YOUR INSTRUCTIONS:
What number of lines in the entries hold the string "icon"? Answer with it alone.

RAW DATA:

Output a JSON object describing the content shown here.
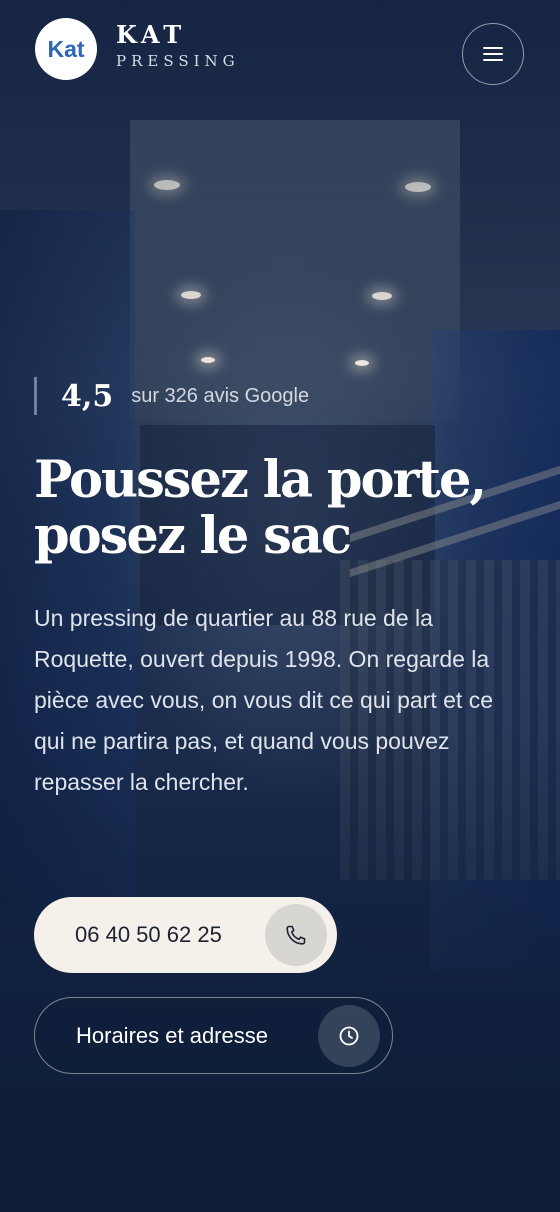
{
  "header": {
    "logo_text": "Kat",
    "brand_name": "KAT",
    "brand_sub": "PRESSING",
    "menu_icon": "hamburger-icon"
  },
  "hero": {
    "rating_score": "4,5",
    "rating_text": "sur 326 avis Google",
    "headline": "Poussez la porte, posez le sac",
    "intro": "Un pressing de quartier au 88 rue de la Roquette, ouvert depuis 1998. On regarde la pièce avec vous, on vous dit ce qui part et ce qui ne partira pas, et quand vous pouvez repasser la chercher.",
    "call_label": "06 40 50 62 25",
    "call_icon": "phone-icon",
    "hours_label": "Horaires et adresse",
    "hours_icon": "clock-icon"
  },
  "colors": {
    "background": "#0f1f3a",
    "logo_accent": "#2c68b6",
    "call_button": "#f5f1ea"
  }
}
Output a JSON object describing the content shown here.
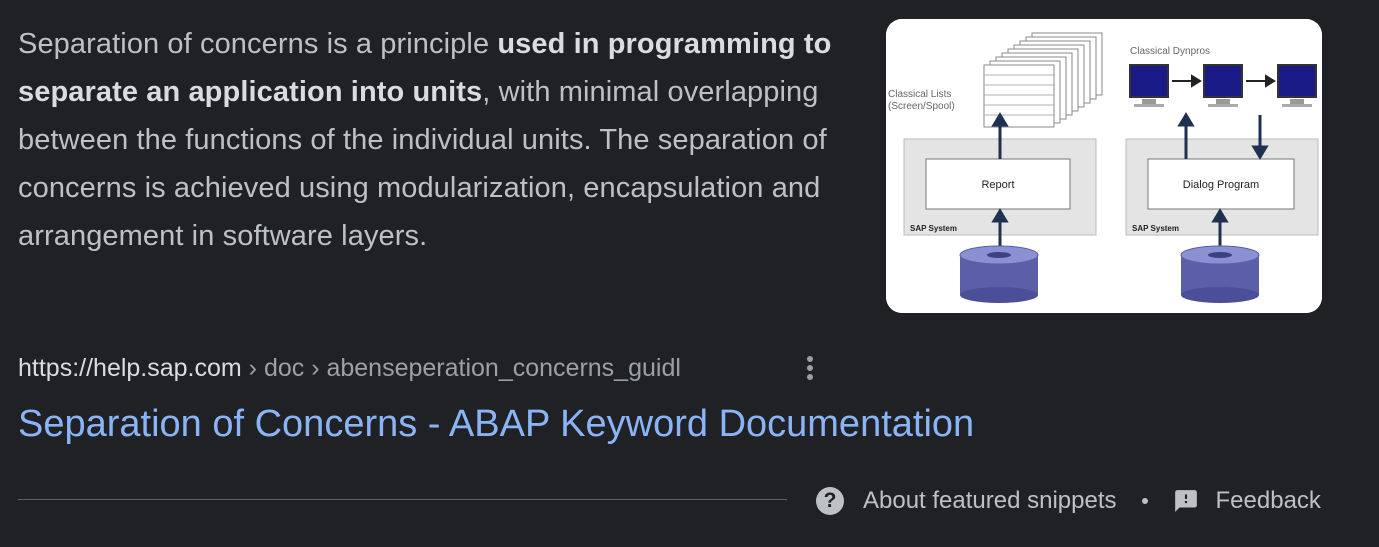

EXERCISE OUTPUT:
3